[[ Data open ]]

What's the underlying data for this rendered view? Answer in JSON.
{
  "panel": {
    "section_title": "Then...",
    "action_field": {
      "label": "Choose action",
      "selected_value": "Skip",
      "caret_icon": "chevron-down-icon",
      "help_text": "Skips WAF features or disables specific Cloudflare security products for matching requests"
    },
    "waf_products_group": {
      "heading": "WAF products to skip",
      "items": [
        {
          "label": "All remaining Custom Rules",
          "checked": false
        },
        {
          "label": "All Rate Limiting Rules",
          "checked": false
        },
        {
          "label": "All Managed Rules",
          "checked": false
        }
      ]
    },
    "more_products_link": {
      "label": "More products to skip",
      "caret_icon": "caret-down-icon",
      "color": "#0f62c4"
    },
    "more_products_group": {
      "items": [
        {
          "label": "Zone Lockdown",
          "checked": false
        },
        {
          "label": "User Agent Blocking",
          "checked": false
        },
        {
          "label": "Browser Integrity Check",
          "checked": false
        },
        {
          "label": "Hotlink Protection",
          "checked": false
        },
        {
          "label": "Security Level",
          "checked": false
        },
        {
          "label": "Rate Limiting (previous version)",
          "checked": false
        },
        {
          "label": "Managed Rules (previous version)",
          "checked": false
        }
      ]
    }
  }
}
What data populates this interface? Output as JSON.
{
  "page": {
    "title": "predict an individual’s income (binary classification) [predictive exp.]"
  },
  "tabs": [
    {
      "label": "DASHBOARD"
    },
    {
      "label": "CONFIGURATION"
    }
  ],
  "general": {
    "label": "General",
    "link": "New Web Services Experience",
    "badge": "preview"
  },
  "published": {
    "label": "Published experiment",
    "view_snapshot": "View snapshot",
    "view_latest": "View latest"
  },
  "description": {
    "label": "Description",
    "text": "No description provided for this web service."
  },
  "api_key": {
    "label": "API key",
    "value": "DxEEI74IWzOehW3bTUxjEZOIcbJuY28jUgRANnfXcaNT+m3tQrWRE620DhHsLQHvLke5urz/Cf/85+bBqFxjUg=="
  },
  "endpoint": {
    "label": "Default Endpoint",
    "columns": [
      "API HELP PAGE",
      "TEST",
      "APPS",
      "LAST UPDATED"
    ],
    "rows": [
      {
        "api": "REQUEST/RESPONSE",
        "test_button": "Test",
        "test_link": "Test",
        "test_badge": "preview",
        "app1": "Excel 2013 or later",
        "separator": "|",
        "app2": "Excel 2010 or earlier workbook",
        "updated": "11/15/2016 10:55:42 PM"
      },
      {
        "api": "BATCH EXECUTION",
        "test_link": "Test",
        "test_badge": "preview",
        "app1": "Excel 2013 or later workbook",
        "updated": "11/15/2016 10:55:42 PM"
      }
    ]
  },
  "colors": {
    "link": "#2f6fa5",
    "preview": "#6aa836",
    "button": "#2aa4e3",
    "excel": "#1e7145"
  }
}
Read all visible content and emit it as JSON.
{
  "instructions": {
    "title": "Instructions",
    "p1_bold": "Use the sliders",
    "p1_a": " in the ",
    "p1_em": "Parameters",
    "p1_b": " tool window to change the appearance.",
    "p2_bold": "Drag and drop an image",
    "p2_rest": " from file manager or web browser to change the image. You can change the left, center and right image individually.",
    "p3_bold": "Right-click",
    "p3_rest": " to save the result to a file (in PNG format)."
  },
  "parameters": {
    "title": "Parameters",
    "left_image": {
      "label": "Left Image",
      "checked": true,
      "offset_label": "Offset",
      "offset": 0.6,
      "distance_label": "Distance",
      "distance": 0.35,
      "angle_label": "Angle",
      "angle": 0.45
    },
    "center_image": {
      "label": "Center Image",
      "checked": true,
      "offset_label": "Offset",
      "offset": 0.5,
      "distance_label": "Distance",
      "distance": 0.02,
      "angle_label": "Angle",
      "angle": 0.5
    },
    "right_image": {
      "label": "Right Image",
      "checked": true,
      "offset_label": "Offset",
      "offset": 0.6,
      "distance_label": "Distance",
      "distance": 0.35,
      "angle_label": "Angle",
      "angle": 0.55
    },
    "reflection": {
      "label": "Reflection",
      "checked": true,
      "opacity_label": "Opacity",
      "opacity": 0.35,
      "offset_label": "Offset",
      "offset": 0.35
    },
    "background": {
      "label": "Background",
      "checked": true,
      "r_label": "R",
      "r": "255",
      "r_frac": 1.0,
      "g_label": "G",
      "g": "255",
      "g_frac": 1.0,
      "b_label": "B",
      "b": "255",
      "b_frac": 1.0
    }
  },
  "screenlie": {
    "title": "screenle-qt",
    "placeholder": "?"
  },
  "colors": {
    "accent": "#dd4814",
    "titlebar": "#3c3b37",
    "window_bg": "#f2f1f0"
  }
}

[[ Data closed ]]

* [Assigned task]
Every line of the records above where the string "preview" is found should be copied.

* [Exercise solution]
    "badge": "preview"
        "test_badge": "preview",
        "test_badge": "preview",
    "preview": "#6aa836",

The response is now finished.